By Tom Quinn, Analysis and Insight Manager
With the new year now well and truly underway, our Analysis and Insight team have identified five key trends that they predict will take off in 2020 in the world of offshore renewable energy.
1. The long-awaited UK energy policy white paper will be published by the Government
The UK Government is expected to publish a white paper on energy policy during 2020. Given the rapid pace of developments in the offshore renewable energy space, we expect to see specific support for innovation. Building on work led by ORE Catapult and RenewableUK over the past two years, we hope the white paper will include details on routes to market for floating wind and tidal stream energy.
2. New market entrants
Following Eni’s partnership with Mainstream Renewable Energy last year, we could see a further influx of oil and gas majors making the move into the European offshore wind sector. This could well include at least one oil and gas operator announcing plans to install floating wind to power offshore platforms in the North Sea. It could also be the year for big tech firms to leverage their next generation digital tools in the offshore renewables sector through direct stakes or collaboration agreements.
3. Hydrogen gathers momentum
Firms are investigating how hydrogen can aid in the integration of offshore wind-generated electricity into the current and future grid networks. The ability to produce, store and transport hydrogen from excess wind power commercially would transform the UK energy sector. With the UK’s oil and gas expertise, we could see at least one big player announce plans to adapt existing gas infrastructure to use hydrogen generated from offshore wind farms.
4. First wind project taking financial investment decision on a merchant basis
Wind developers and their financial backers historically looked to de-risk projects with guaranteed price (e.g. strike price) and offtake (all power produced can be sold). 2018 saw zero-subsidy awards in Germany, but with offtake guaranteed. 2019 saw the first offshore wind auctions in the UK with strike prices likely to be below wholesale price, meaning there may be no cost to the taxpayer for those projects coming online from 2023.
While many developers will want to maintain the security of guaranteed price, we expect to see the first UK project sanctioned in 2020 outside a state support framework for the entire project life. The returns on offer are potentially much higher, but it comes with risk if energy prices fall.
5. Data and digital challenges and opportunities
2020 could see further advancements in cybersecurity. ORE Catapult is tackling this growing issue head on under the Wind Digital Innovations Forum which looks to develop a digital transformation roadmap and cybersecurity standards for the UK wind industry in its first year.

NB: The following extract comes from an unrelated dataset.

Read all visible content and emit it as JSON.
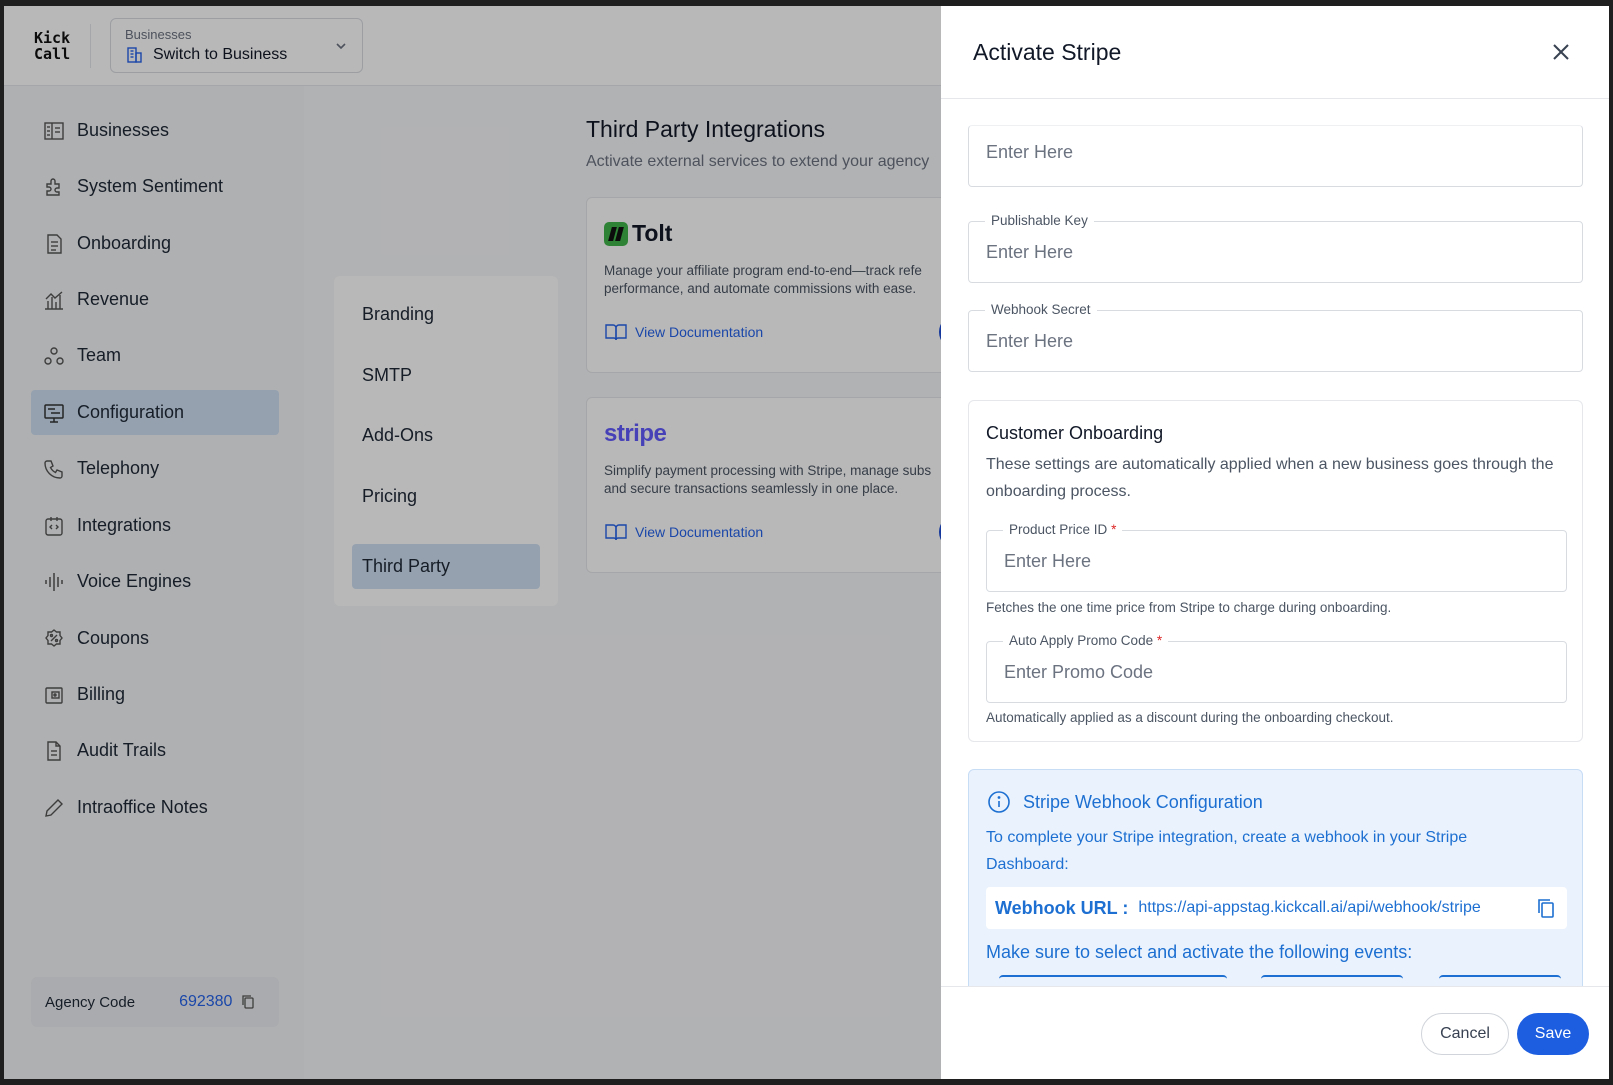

During 2020, advancements in drone technology could allow spare parts to be delivered to an offshore wind farm for repair. Vessel costs are a large cost component of operations and maintenance, so reducing the requirement for vessels will keep the sector competitive. ORE Catapult is one of the companies spearheading the robotics and autonomous systems technology in offshore wind this year through projects such as MIMRee. The MIMRee (Multi-Platform Inspection Maintenance and Repair in Extreme Environments) project looks to combine cross-sector robotics and AI expertise to prove that offshore wind maintenance missions can be conducted by unmanned robots.